**WORK TO COMPLETE:** Leaving out the pictures, output each record exactly as it stands.
[Opening INFORMATION SHOWN section]
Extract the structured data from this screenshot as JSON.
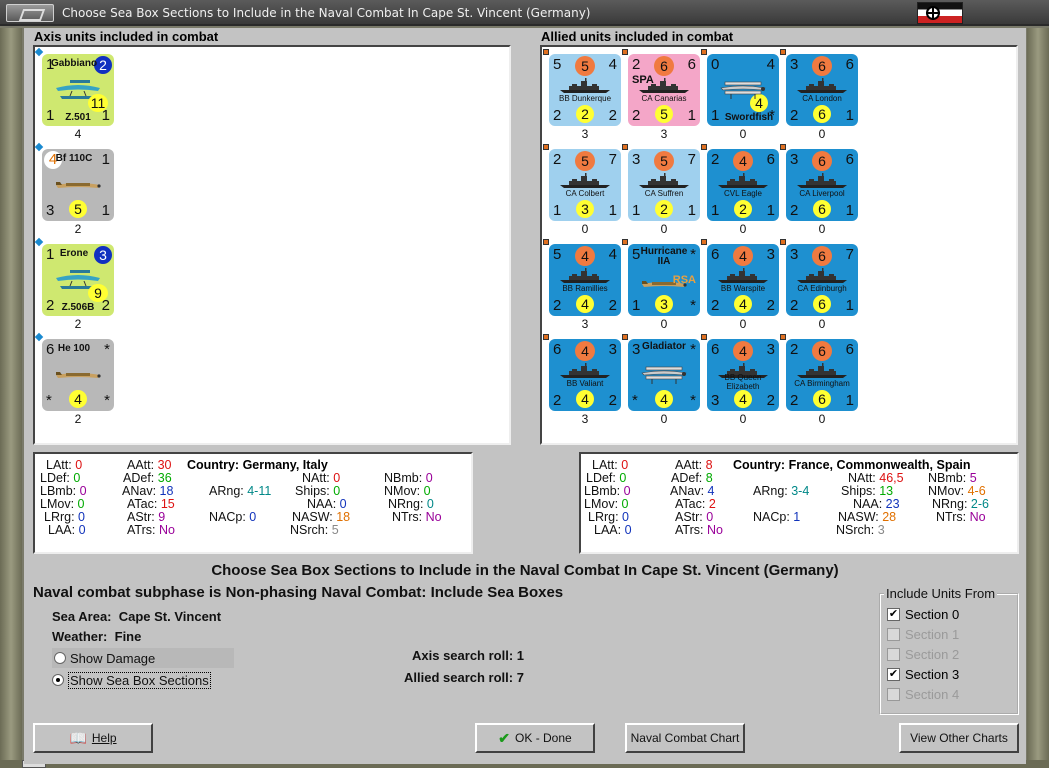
{
  "window": {
    "title": "Choose Sea Box Sections to Include in the Naval Combat In Cape St. Vincent (Germany)"
  },
  "axis": {
    "title": "Axis units included in combat",
    "units": [
      {
        "name": "Gabbiano",
        "sub": "Z.501",
        "tl": "1",
        "tr": "2",
        "bl": "1",
        "br": "1",
        "center": "11",
        "count": "4",
        "color": "#cfe870",
        "type": "seaplane"
      },
      {
        "name": "Bf 110C",
        "sub": "",
        "tl": "4",
        "tr": "1",
        "bl": "3",
        "br": "1",
        "center": "5",
        "count": "2",
        "color": "#b8b8b8",
        "type": "fighter"
      },
      {
        "name": "Erone",
        "sub": "Z.506B",
        "tl": "1",
        "tr": "3",
        "bl": "2",
        "br": "2",
        "center": "9",
        "count": "2",
        "color": "#cfe870",
        "type": "seaplane"
      },
      {
        "name": "He 100",
        "sub": "",
        "tl": "6",
        "tr": "*",
        "bl": "*",
        "br": "*",
        "center": "4",
        "count": "2",
        "color": "#b8b8b8",
        "type": "fighter"
      }
    ]
  },
  "allied": {
    "title": "Allied units included in combat",
    "units": [
      {
        "name": "BB Dunkerque",
        "tl": "5",
        "tc": "5",
        "tr": "4",
        "bl": "2",
        "bc": "2",
        "br": "2",
        "count": "3",
        "color": "#9fd0ee",
        "type": "ship"
      },
      {
        "name": "CA Canarias",
        "tag": "SPA",
        "tl": "2",
        "tc": "6",
        "tr": "6",
        "bl": "2",
        "bc": "5",
        "br": "1",
        "count": "3",
        "color": "#f4a6c8",
        "type": "ship"
      },
      {
        "name": "Swordfish",
        "tl": "0",
        "tc": "",
        "tr": "4",
        "bl": "1",
        "bc": "4",
        "br": "*",
        "count": "0",
        "color": "#1e90d0",
        "type": "biplane"
      },
      {
        "name": "CA London",
        "tl": "3",
        "tc": "6",
        "tr": "6",
        "bl": "2",
        "bc": "6",
        "br": "1",
        "count": "0",
        "color": "#1e90d0",
        "type": "ship"
      },
      {
        "name": "CA Colbert",
        "tl": "2",
        "tc": "5",
        "tr": "7",
        "bl": "1",
        "bc": "3",
        "br": "1",
        "count": "0",
        "color": "#9fd0ee",
        "type": "ship"
      },
      {
        "name": "CA Suffren",
        "tl": "3",
        "tc": "5",
        "tr": "7",
        "bl": "1",
        "bc": "2",
        "br": "1",
        "count": "0",
        "color": "#9fd0ee",
        "type": "ship"
      },
      {
        "name": "CVL Eagle",
        "tl": "2",
        "tc": "4",
        "tr": "6",
        "bl": "1",
        "bc": "2",
        "br": "1",
        "count": "0",
        "color": "#1e90d0",
        "type": "ship"
      },
      {
        "name": "CA Liverpool",
        "tl": "3",
        "tc": "6",
        "tr": "6",
        "bl": "2",
        "bc": "6",
        "br": "1",
        "count": "0",
        "color": "#1e90d0",
        "type": "ship"
      },
      {
        "name": "BB Ramillies",
        "tl": "5",
        "tc": "4",
        "tr": "4",
        "bl": "2",
        "bc": "4",
        "br": "2",
        "count": "3",
        "color": "#1e90d0",
        "type": "ship"
      },
      {
        "name": "Hurricane IIA",
        "tag": "RSA",
        "tl": "5",
        "tc": "",
        "tr": "*",
        "bl": "1",
        "bc": "3",
        "br": "*",
        "count": "0",
        "color": "#1e90d0",
        "type": "fighter"
      },
      {
        "name": "BB Warspite",
        "tl": "6",
        "tc": "4",
        "tr": "3",
        "bl": "2",
        "bc": "4",
        "br": "2",
        "count": "0",
        "color": "#1e90d0",
        "type": "ship"
      },
      {
        "name": "CA Edinburgh",
        "tl": "3",
        "tc": "6",
        "tr": "7",
        "bl": "2",
        "bc": "6",
        "br": "1",
        "count": "0",
        "color": "#1e90d0",
        "type": "ship"
      },
      {
        "name": "BB Valiant",
        "tl": "6",
        "tc": "4",
        "tr": "3",
        "bl": "2",
        "bc": "4",
        "br": "2",
        "count": "3",
        "color": "#1e90d0",
        "type": "ship"
      },
      {
        "name": "Gladiator",
        "tl": "3",
        "tc": "",
        "tr": "*",
        "bl": "*",
        "bc": "4",
        "br": "*",
        "count": "0",
        "color": "#1e90d0",
        "type": "biplane"
      },
      {
        "name": "BB Queen Elizabeth",
        "tl": "6",
        "tc": "4",
        "tr": "3",
        "bl": "3",
        "bc": "4",
        "br": "2",
        "count": "0",
        "color": "#1e90d0",
        "type": "ship"
      },
      {
        "name": "CA Birmingham",
        "tl": "2",
        "tc": "6",
        "tr": "6",
        "bl": "2",
        "bc": "6",
        "br": "1",
        "count": "0",
        "color": "#1e90d0",
        "type": "ship"
      }
    ]
  },
  "axis_stats": {
    "country_label": "Country:",
    "country": "Germany, Italy",
    "latt": "0",
    "ldef": "0",
    "lbmb": "0",
    "lmov": "0",
    "lrg": "0",
    "laa": "0",
    "aatt": "30",
    "adef": "36",
    "anav": "18",
    "atac": "15",
    "astr": "9",
    "atrs": "No",
    "arng": "4-11",
    "nacp": "0",
    "natt": "0",
    "ships": "0",
    "naa": "0",
    "nasw": "18",
    "nsrch": "5",
    "nbmb": "0",
    "nmov": "0",
    "nrng": "0",
    "ntrs": "No"
  },
  "allied_stats": {
    "country_label": "Country:",
    "country": "France, Commonwealth, Spain",
    "latt": "0",
    "ldef": "0",
    "lbmb": "0",
    "lmov": "0",
    "lrg": "0",
    "laa": "0",
    "aatt": "8",
    "adef": "8",
    "anav": "4",
    "atac": "2",
    "astr": "0",
    "atrs": "No",
    "arng": "3-4",
    "nacp": "1",
    "natt": "46,5",
    "ships": "13",
    "naa": "23",
    "nasw": "28",
    "nsrch": "3",
    "nbmb": "5",
    "nmov": "4-6",
    "nrng": "2-6",
    "ntrs": "No"
  },
  "headline": "Choose Sea Box Sections to Include in the Naval Combat In Cape St. Vincent (Germany)",
  "subphase": "Naval combat subphase is Non-phasing Naval Combat: Include Sea Boxes",
  "sea_area_label": "Sea Area:",
  "sea_area": "Cape St. Vincent",
  "weather_label": "Weather:",
  "weather": "Fine",
  "options": {
    "show_damage": "Show Damage",
    "show_sections": "Show Sea Box Sections"
  },
  "search": {
    "axis_label": "Axis search roll:",
    "axis_value": "1",
    "allied_label": "Allied search roll:",
    "allied_value": "7"
  },
  "include": {
    "title": "Include Units From",
    "sections": [
      {
        "label": "Section 0",
        "checked": true,
        "enabled": true
      },
      {
        "label": "Section 1",
        "checked": false,
        "enabled": false
      },
      {
        "label": "Section 2",
        "checked": false,
        "enabled": false
      },
      {
        "label": "Section 3",
        "checked": true,
        "enabled": true
      },
      {
        "label": "Section 4",
        "checked": false,
        "enabled": false
      }
    ]
  },
  "buttons": {
    "help": "Help",
    "ok": "OK - Done",
    "chart": "Naval Combat Chart",
    "other": "View Other Charts"
  }
}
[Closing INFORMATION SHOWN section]
**TASK RESULT:**
Extract the structured data from this screenshot as JSON.
{
  "window": {
    "title": "Choose Sea Box Sections to Include in the Naval Combat In Cape St. Vincent (Germany)"
  },
  "axis": {
    "title": "Axis units included in combat",
    "units": [
      {
        "name": "Gabbiano",
        "sub": "Z.501",
        "tl": "1",
        "tr": "2",
        "bl": "1",
        "br": "1",
        "center": "11",
        "count": "4",
        "color": "#cfe870",
        "type": "seaplane"
      },
      {
        "name": "Bf 110C",
        "sub": "",
        "tl": "4",
        "tr": "1",
        "bl": "3",
        "br": "1",
        "center": "5",
        "count": "2",
        "color": "#b8b8b8",
        "type": "fighter"
      },
      {
        "name": "Erone",
        "sub": "Z.506B",
        "tl": "1",
        "tr": "3",
        "bl": "2",
        "br": "2",
        "center": "9",
        "count": "2",
        "color": "#cfe870",
        "type": "seaplane"
      },
      {
        "name": "He 100",
        "sub": "",
        "tl": "6",
        "tr": "*",
        "bl": "*",
        "br": "*",
        "center": "4",
        "count": "2",
        "color": "#b8b8b8",
        "type": "fighter"
      }
    ]
  },
  "allied": {
    "title": "Allied units included in combat",
    "units": [
      {
        "name": "BB Dunkerque",
        "tl": "5",
        "tc": "5",
        "tr": "4",
        "bl": "2",
        "bc": "2",
        "br": "2",
        "count": "3",
        "color": "#9fd0ee",
        "type": "ship"
      },
      {
        "name": "CA Canarias",
        "tag": "SPA",
        "tl": "2",
        "tc": "6",
        "tr": "6",
        "bl": "2",
        "bc": "5",
        "br": "1",
        "count": "3",
        "color": "#f4a6c8",
        "type": "ship"
      },
      {
        "name": "Swordfish",
        "tl": "0",
        "tc": "",
        "tr": "4",
        "bl": "1",
        "bc": "4",
        "br": "*",
        "count": "0",
        "color": "#1e90d0",
        "type": "biplane"
      },
      {
        "name": "CA London",
        "tl": "3",
        "tc": "6",
        "tr": "6",
        "bl": "2",
        "bc": "6",
        "br": "1",
        "count": "0",
        "color": "#1e90d0",
        "type": "ship"
      },
      {
        "name": "CA Colbert",
        "tl": "2",
        "tc": "5",
        "tr": "7",
        "bl": "1",
        "bc": "3",
        "br": "1",
        "count": "0",
        "color": "#9fd0ee",
        "type": "ship"
      },
      {
        "name": "CA Suffren",
        "tl": "3",
        "tc": "5",
        "tr": "7",
        "bl": "1",
        "bc": "2",
        "br": "1",
        "count": "0",
        "color": "#9fd0ee",
        "type": "ship"
      },
      {
        "name": "CVL Eagle",
        "tl": "2",
        "tc": "4",
        "tr": "6",
        "bl": "1",
        "bc": "2",
        "br": "1",
        "count": "0",
        "color": "#1e90d0",
        "type": "ship"
      },
      {
        "name": "CA Liverpool",
        "tl": "3",
        "tc": "6",
        "tr": "6",
        "bl": "2",
        "bc": "6",
        "br": "1",
        "count": "0",
        "color": "#1e90d0",
        "type": "ship"
      },
      {
        "name": "BB Ramillies",
        "tl": "5",
        "tc": "4",
        "tr": "4",
        "bl": "2",
        "bc": "4",
        "br": "2",
        "count": "3",
        "color": "#1e90d0",
        "type": "ship"
      },
      {
        "name": "Hurricane IIA",
        "tag": "RSA",
        "tl": "5",
        "tc": "",
        "tr": "*",
        "bl": "1",
        "bc": "3",
        "br": "*",
        "count": "0",
        "color": "#1e90d0",
        "type": "fighter"
      },
      {
        "name": "BB Warspite",
        "tl": "6",
        "tc": "4",
        "tr": "3",
        "bl": "2",
        "bc": "4",
        "br": "2",
        "count": "0",
        "color": "#1e90d0",
        "type": "ship"
      },
      {
        "name": "CA Edinburgh",
        "tl": "3",
        "tc": "6",
        "tr": "7",
        "bl": "2",
        "bc": "6",
        "br": "1",
        "count": "0",
        "color": "#1e90d0",
        "type": "ship"
      },
      {
        "name": "BB Valiant",
        "tl": "6",
        "tc": "4",
        "tr": "3",
        "bl": "2",
        "bc": "4",
        "br": "2",
        "count": "3",
        "color": "#1e90d0",
        "type": "ship"
      },
      {
        "name": "Gladiator",
        "tl": "3",
        "tc": "",
        "tr": "*",
        "bl": "*",
        "bc": "4",
        "br": "*",
        "count": "0",
        "color": "#1e90d0",
        "type": "biplane"
      },
      {
        "name": "BB Queen Elizabeth",
        "tl": "6",
        "tc": "4",
        "tr": "3",
        "bl": "3",
        "bc": "4",
        "br": "2",
        "count": "0",
        "color": "#1e90d0",
        "type": "ship"
      },
      {
        "name": "CA Birmingham",
        "tl": "2",
        "tc": "6",
        "tr": "6",
        "bl": "2",
        "bc": "6",
        "br": "1",
        "count": "0",
        "color": "#1e90d0",
        "type": "ship"
      }
    ]
  },
  "axis_stats": {
    "country_label": "Country:",
    "country": "Germany, Italy",
    "latt": "0",
    "ldef": "0",
    "lbmb": "0",
    "lmov": "0",
    "lrg": "0",
    "laa": "0",
    "aatt": "30",
    "adef": "36",
    "anav": "18",
    "atac": "15",
    "astr": "9",
    "atrs": "No",
    "arng": "4-11",
    "nacp": "0",
    "natt": "0",
    "ships": "0",
    "naa": "0",
    "nasw": "18",
    "nsrch": "5",
    "nbmb": "0",
    "nmov": "0",
    "nrng": "0",
    "ntrs": "No"
  },
  "allied_stats": {
    "country_label": "Country:",
    "country": "France, Commonwealth, Spain",
    "latt": "0",
    "ldef": "0",
    "lbmb": "0",
    "lmov": "0",
    "lrg": "0",
    "laa": "0",
    "aatt": "8",
    "adef": "8",
    "anav": "4",
    "atac": "2",
    "astr": "0",
    "atrs": "No",
    "arng": "3-4",
    "nacp": "1",
    "natt": "46,5",
    "ships": "13",
    "naa": "23",
    "nasw": "28",
    "nsrch": "3",
    "nbmb": "5",
    "nmov": "4-6",
    "nrng": "2-6",
    "ntrs": "No"
  },
  "headline": "Choose Sea Box Sections to Include in the Naval Combat In Cape St. Vincent (Germany)",
  "subphase": "Naval combat subphase is Non-phasing Naval Combat: Include Sea Boxes",
  "sea_area_label": "Sea Area:",
  "sea_area": "Cape St. Vincent",
  "weather_label": "Weather:",
  "weather": "Fine",
  "options": {
    "show_damage": "Show Damage",
    "show_sections": "Show Sea Box Sections"
  },
  "search": {
    "axis_label": "Axis search roll:",
    "axis_value": "1",
    "allied_label": "Allied search roll:",
    "allied_value": "7"
  },
  "include": {
    "title": "Include Units From",
    "sections": [
      {
        "label": "Section 0",
        "checked": true,
        "enabled": true
      },
      {
        "label": "Section 1",
        "checked": false,
        "enabled": false
      },
      {
        "label": "Section 2",
        "checked": false,
        "enabled": false
      },
      {
        "label": "Section 3",
        "checked": true,
        "enabled": true
      },
      {
        "label": "Section 4",
        "checked": false,
        "enabled": false
      }
    ]
  },
  "buttons": {
    "help": "Help",
    "ok": "OK - Done",
    "chart": "Naval Combat Chart",
    "other": "View Other Charts"
  }
}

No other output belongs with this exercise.